Why the Poverty Level Hasn’t Decreased

Despite the wealth of natural resources in Equatorial Guinea, poverty remains an issue. Human rights abuses and corruption during the Obiang’s regime have raised criticism internationally. As of 2015, only half of citizens in Equatorial Guinea have access to clean water. Newborn immunization rates for polio and measles are among the lowest in the world. Also, government expenditures on health and education are merely 2% to 3% of the total budget. In 2018, the United Nations designated the country 144 out of 189 on its Human Development Index. This measures dimensions including life expectancy, education access and standard of living.

Corruption contributes to poverty in the country. Although Equatorial Guinea has held multi-party elections since 1993, Obiang won his fifth presidential term in 2016 with 94% of the vote. His party also occupies every parliamentary seat. Furthermore, about 80% of the government’s revenue from oil went toward spending sprees on public infrastructure. Construction contracts, however, went to companies partially owned by government officials, including Obiang. Obiang’s son further compounded evidence suggesting government corruption by provoking money-laundering investigations with overseas spending. Thus, the wealth resulting from natural resources in Equatorial Guinea goes not to the people but to the government.

An Unsustainable Future

Many natural resources in Equatorial Guinea also face misuse and exploitation. For example, timber is one of Equatorial Guinea’s most abundant agricultural resources and its main export after oil.

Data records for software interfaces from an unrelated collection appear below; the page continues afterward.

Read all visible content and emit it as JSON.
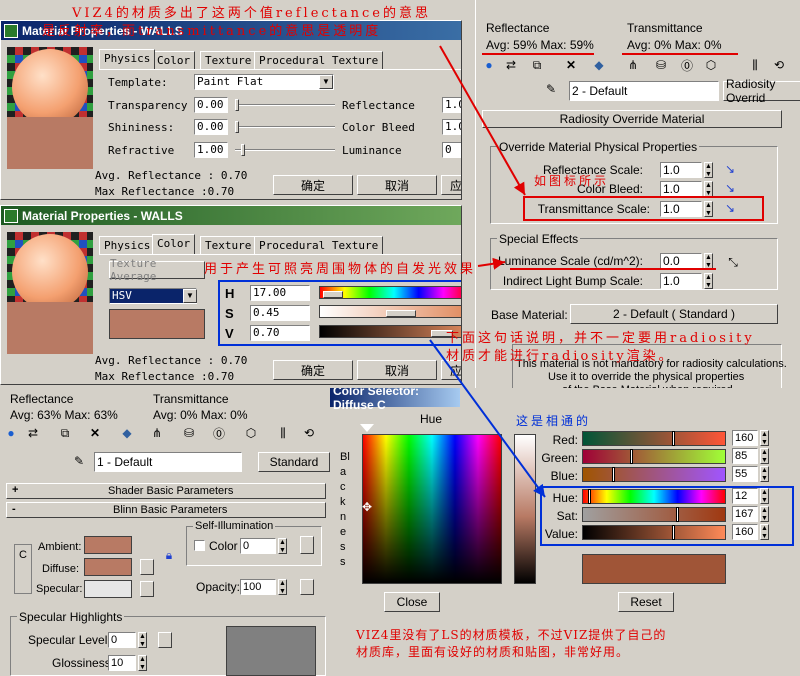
{
  "annotations": {
    "top_red": "VIZ4的材质多出了这两个值reflectance的意思",
    "top_red2": "是反射率，而transmittance的意思是透明度",
    "icon_note": "如图标所示",
    "selfillum_note": "用于产生可照亮周围物体的自发光效果",
    "radiosity_note1": "下面这句话说明，并不一定要用radiosity",
    "radiosity_note2": "材质才能进行radiosity渲染。",
    "match_note": "这是相通的",
    "bottom_note1": "VIZ4里没有了LS的材质模板，不过VIZ提供了自己的",
    "bottom_note2": "材质库，里面有设好的材质和贴图，非常好用。"
  },
  "win1": {
    "title": "Material Properties - WALLS",
    "tabs": [
      "Physics",
      "Color",
      "Texture",
      "Procedural Texture"
    ],
    "template_label": "Template:",
    "template_value": "Paint Flat",
    "transparency_label": "Transparency",
    "transparency_value": "0.00",
    "reflectance_label": "Reflectance",
    "reflectance_value": "1.0",
    "shininess_label": "Shininess:",
    "shininess_value": "0.00",
    "colorbleed_label": "Color Bleed",
    "colorbleed_value": "1.0",
    "refractive_label": "Refractive",
    "refractive_value": "1.00",
    "luminance_label": "Luminance",
    "luminance_value": "0",
    "avg_reflectance": "Avg. Reflectance : 0.70",
    "max_reflectance": "Max Reflectance :0.70",
    "ok": "确定",
    "cancel": "取消",
    "apply": "应"
  },
  "win2": {
    "title": "Material Properties - WALLS",
    "tabs": [
      "Physics",
      "Color",
      "Texture",
      "Procedural Texture"
    ],
    "texture_average": "Texture Average",
    "mode": "HSV",
    "h_label": "H",
    "h_value": "17.00",
    "s_label": "S",
    "s_value": "0.45",
    "v_label": "V",
    "v_value": "0.70",
    "avg_reflectance": "Avg. Reflectance : 0.70",
    "max_reflectance": "Max Reflectance :0.70",
    "ok": "确定",
    "cancel": "取消",
    "apply": "应"
  },
  "panel_right": {
    "reflectance_label": "Reflectance",
    "reflectance_values": "Avg:  59% Max:  59%",
    "transmittance_label": "Transmittance",
    "transmittance_values": "Avg:    0% Max:    0%",
    "material_name": "2 - Default",
    "radiosity_override_btn": "Radiosity Overrid",
    "rollout_title": "Radiosity Override Material",
    "group1_title": "Override Material Physical Properties",
    "reflectance_scale_label": "Reflectance Scale:",
    "reflectance_scale_value": "1.0",
    "color_bleed_label": "Color Bleed:",
    "color_bleed_value": "1.0",
    "transmittance_scale_label": "Transmittance Scale:",
    "transmittance_scale_value": "1.0",
    "group2_title": "Special Effects",
    "luminance_scale_label": "Luminance Scale (cd/m^2):",
    "luminance_scale_value": "0.0",
    "indirect_bump_label": "Indirect Light Bump Scale:",
    "indirect_bump_value": "1.0",
    "base_material_label": "Base Material:",
    "base_material_value": "2 - Default  ( Standard )",
    "info1": "This material is not mandatory for radiosity calculations.",
    "info2": "Use it to override the physical properties",
    "info3": "of the Base Material when required."
  },
  "panel_left": {
    "reflectance_label": "Reflectance",
    "reflectance_values": "Avg:  63% Max:  63%",
    "transmittance_label": "Transmittance",
    "transmittance_values": "Avg:    0% Max:    0%",
    "material_name": "1 - Default",
    "type_button": "Standard",
    "shader_rollout": "Shader Basic Parameters",
    "blinn_rollout": "Blinn Basic Parameters",
    "self_illum_title": "Self-Illumination",
    "color_check_label": "Color",
    "color_value": "0",
    "ambient_label": "Ambient:",
    "diffuse_label": "Diffuse:",
    "specular_label": "Specular:",
    "opacity_label": "Opacity:",
    "opacity_value": "100",
    "spec_highlights_title": "Specular Highlights",
    "spec_level_label": "Specular Level:",
    "spec_level_value": "0",
    "glossiness_label": "Glossiness:",
    "glossiness_value": "10"
  },
  "color_selector": {
    "title": "Color Selector: Diffuse C",
    "hue_label": "Hue",
    "blackness_label": "Blackness",
    "red_label": "Red:",
    "red_value": "160",
    "green_label": "Green:",
    "green_value": "85",
    "blue_label": "Blue:",
    "blue_value": "55",
    "hue2_label": "Hue:",
    "hue2_value": "12",
    "sat_label": "Sat:",
    "sat_value": "167",
    "value_label": "Value:",
    "value_value": "160",
    "close": "Close",
    "reset": "Reset"
  },
  "colors": {
    "material": "#b87a64",
    "annotation_red": "#e00000",
    "annotation_blue": "#0030d8"
  }
}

The IMF, however, indicated an unsustainable level of timber production in 2001. This resource composed most of the non-oil GDP that grew by 21% in 1999. Environmental damage in the Bioko region, where most of the timber grows, also supports claims of unsustainable exploitation. Despite this boom in timber, the country has mineral deposits that remain untouched due to a lack of extraction and refining equipment. This gold, titanium, manganese, iron ore and uranium could provide balance to the country’s resource exports with the right material.

Furthermore, the 2014 international drop in oil prices reversed GDP growth and caused a recession in Equatorial Guinea. Experts predict that its oil will also run out by 2035. This emphasizes the need for reform and sustainable sources of revenue from natural resources in Equatorial Guinea.

Partnering with the IMF

Recently, Equatorial Guinea partnered with the IMF to recover its economy by promoting sustainable, inclusive growth. The  $283 million program focuses on anti-corruption efforts and economic diversification. This will help monitor public finances, increase social spending and improve governance.

While this partnership with the IMF indicates progress, reform needs to be more widespread and supported internationally. The State Department names U.S. corporations ExxonMobile, Marathon Oil and Noble Energy as among the largest investors in Equatorial Guinea. These corporations and other international entities can use their influential positions to support economic reforms to sustain the country’s resources. They can also support political and social reforms to improve living conditions.

By investing more oil revenue into social programs, legitimate infrastructure projects and the agricultural sector, Equatorial Guinea could build a stable economic future and better living conditions for its citizens. Policy reform like this would also decrease poverty and preserve natural resources in Equatorial Guinea. This way, the country’s natural wealth will exist for generations to come.

Isabel Serrano
Photo: Flickr